My grandmother Chaye Hudil was the oldest daughter and sixteen years old, but single. Duvid Shloima your grandfather complained to this Rabbi who was known as Reb Mayer'l. He brought the matter up several times and each time Reb Meyer'l would say, “Go back home Red Head. You got plenty of time with your fat daughter.” Once upon a time your grandfather came again to the Rabbi with the same complaint, but this time Reb Mayer'l said, “Your daughter's mate is on the way. I wish you good luck.” Hearing this such definite declaration from the Rabbi, who could ask for more or argue any further, when the Rabbi said it is so.
Lo and behold the next week a man came over the border of Russia and married the daughter of Duvid Shloima, my grandmother. Later on Duvid Shloima went to Reb Mayer'l with another request to bless his son-in-law with good tidings and good wishes. The Rabbi turned to both Duvid Shloima and his son-in-law and said, “You red-head keep your son-in-law with you, and you, Saucer, stick all your life with the red-head.” Saucer is a big hat that the son-in-law wore.
My grandfather, the husband of Chaye Hudil, worked at the mill till the last minute of his life. Both passed on in 1877. As Reb Mayer'l passed on long before, but Duvid Shloima became another pious person in whom he placed such trust in Reb Mayer'l.
Another wonder my Mother told me of the Herschers concerned the respect and nobleness held of them by their neighbors. This was referred to as follows: Of Yeshia Mordechai's children the daughter Risa your grandfather's oldest sister who married a cousin, also a Herscher. They settled in a pious town, and bought a home very reasonably priced because it rested on a high spot, high over a running water, a river considered to be very dangerous to live in. In a case like this Risa went to the rabbi for advice and blessings. The rabbi answered, “We can't hide ourselves from danger even with the strongest fortress. Go live a long a happy life to a good old age.”
I also went there to the rabbi at the age of twenty for his blessings, as I had my lodging in the same house of course with fear. Risa and her family lived in it close to fifty years. I am told that she lived there to the age of eighty or more, raising a family of children and grandchildren because they had faith in themselves and believed in good faith as believers.
|Louis Herscher, to whom this letter was written, was a popular songwriter who composed and conducted the music for a number of films. His father, Cantor Elias Herscher, was born in Berezhanka.|

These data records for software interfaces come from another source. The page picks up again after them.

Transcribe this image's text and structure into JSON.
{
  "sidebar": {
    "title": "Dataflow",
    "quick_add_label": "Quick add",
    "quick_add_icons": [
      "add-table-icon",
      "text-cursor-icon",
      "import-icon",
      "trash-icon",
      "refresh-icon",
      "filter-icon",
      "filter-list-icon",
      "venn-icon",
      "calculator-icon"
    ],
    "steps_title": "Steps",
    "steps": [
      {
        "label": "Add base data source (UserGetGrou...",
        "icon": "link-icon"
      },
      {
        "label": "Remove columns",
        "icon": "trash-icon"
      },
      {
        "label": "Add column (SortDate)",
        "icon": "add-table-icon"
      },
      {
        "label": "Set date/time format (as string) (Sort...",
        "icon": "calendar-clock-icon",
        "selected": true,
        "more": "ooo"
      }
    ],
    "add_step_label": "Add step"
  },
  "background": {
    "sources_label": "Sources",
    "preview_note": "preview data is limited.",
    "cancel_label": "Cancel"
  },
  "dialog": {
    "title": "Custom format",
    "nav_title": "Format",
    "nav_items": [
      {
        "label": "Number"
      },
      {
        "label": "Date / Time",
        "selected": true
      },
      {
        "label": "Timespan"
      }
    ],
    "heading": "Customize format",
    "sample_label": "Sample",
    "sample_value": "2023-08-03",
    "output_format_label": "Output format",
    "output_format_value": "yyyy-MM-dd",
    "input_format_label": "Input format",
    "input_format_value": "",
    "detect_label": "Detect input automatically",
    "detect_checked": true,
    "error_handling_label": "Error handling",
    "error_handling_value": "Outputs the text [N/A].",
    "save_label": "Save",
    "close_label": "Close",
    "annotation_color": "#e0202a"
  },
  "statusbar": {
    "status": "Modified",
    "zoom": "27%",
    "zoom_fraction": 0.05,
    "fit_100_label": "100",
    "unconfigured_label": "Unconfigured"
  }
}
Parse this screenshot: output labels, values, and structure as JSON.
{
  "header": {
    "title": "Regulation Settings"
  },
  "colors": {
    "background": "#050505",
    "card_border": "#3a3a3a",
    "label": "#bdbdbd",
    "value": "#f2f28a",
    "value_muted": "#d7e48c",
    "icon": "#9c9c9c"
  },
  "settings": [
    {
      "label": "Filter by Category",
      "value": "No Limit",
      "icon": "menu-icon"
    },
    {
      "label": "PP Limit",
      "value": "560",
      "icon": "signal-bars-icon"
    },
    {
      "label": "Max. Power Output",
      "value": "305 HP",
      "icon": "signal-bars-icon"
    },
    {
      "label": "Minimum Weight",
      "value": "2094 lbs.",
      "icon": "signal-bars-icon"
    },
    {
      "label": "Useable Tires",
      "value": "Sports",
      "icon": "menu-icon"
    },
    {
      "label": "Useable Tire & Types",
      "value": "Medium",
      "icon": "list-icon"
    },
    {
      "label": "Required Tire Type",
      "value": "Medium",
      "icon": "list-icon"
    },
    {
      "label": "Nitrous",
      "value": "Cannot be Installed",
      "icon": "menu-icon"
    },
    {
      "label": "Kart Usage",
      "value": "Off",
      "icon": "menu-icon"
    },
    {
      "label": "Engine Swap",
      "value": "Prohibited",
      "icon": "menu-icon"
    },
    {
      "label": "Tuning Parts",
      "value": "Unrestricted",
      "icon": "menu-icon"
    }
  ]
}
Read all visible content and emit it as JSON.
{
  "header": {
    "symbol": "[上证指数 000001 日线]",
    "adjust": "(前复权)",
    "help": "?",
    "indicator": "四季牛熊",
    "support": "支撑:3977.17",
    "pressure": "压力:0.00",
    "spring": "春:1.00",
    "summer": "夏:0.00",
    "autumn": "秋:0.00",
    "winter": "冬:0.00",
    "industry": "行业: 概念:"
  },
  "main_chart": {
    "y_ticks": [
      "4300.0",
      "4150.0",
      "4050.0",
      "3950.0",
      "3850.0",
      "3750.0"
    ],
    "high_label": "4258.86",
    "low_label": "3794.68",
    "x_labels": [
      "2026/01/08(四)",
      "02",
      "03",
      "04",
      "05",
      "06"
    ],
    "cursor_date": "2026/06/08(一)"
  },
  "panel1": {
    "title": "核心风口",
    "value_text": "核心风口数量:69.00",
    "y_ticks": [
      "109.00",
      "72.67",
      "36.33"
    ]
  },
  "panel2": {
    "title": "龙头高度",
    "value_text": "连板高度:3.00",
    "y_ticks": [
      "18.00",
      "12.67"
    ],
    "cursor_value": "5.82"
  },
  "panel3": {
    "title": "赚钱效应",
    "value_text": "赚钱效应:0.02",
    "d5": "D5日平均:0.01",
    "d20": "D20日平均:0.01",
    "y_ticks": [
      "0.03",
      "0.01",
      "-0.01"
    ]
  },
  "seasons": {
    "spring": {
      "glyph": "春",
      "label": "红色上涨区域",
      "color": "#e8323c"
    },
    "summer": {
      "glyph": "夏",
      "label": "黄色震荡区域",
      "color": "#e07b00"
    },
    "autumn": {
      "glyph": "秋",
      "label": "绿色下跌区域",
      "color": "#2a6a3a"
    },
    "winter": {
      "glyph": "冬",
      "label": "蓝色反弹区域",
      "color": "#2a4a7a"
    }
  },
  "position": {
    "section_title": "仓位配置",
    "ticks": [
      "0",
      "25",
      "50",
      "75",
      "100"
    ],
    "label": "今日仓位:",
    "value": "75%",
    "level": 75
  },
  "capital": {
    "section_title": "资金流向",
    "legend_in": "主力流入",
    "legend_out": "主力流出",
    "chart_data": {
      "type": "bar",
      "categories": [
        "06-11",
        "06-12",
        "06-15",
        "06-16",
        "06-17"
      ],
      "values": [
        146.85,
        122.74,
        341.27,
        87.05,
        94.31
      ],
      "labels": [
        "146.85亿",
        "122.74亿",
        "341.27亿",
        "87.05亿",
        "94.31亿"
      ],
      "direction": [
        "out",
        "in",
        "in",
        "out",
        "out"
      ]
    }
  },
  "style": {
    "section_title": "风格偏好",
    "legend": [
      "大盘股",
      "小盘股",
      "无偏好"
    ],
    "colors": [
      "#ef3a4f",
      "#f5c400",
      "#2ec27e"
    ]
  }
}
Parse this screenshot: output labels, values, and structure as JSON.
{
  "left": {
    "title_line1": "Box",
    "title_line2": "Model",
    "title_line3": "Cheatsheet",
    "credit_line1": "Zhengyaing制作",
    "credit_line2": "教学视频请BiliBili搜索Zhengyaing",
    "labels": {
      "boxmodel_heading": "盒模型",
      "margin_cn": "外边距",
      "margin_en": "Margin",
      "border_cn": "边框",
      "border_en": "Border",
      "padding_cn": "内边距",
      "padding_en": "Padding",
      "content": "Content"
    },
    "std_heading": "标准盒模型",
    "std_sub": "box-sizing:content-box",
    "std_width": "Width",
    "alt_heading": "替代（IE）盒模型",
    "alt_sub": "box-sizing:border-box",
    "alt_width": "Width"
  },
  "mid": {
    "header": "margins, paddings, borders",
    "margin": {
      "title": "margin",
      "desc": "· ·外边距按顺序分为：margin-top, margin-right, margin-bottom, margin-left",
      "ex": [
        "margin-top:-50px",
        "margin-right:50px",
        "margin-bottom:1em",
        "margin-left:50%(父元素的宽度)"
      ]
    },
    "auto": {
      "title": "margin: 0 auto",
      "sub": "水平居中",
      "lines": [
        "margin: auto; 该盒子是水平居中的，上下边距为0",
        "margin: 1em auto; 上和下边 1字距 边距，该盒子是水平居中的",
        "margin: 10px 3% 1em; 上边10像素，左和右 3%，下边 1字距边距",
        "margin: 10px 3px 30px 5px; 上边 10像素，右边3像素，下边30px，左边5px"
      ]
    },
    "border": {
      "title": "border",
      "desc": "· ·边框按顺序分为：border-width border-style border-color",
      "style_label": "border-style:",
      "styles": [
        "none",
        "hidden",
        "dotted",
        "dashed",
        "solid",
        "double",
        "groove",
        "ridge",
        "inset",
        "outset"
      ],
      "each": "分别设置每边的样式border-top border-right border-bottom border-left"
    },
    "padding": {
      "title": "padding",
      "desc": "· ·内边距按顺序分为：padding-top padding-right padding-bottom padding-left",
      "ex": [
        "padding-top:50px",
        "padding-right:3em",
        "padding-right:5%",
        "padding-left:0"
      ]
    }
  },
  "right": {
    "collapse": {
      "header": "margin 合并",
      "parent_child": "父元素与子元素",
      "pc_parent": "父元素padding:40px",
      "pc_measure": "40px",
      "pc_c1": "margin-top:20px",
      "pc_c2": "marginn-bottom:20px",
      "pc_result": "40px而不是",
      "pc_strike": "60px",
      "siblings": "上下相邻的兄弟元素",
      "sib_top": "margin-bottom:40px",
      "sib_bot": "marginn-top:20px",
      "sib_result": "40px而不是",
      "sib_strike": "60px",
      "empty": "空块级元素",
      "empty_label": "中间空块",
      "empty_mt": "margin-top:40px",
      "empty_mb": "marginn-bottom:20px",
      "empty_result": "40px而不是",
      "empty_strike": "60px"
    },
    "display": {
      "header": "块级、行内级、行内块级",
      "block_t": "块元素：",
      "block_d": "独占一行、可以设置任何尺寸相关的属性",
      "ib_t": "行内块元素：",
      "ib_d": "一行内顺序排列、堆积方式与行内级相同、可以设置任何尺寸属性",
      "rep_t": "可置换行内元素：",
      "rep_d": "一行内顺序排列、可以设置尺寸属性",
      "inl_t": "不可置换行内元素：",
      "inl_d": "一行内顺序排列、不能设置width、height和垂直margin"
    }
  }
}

|"You look just like your great-grandfather," our Web leader wrote to Skala Research Group member Susan Slusky after seeing the photograph of Chaim Herscher. "You know, I think you are right," Susan responded. "I never noticed the resemblance. Wow, the joys of genealogy!"||
Susan Slusky and Chaim Herscher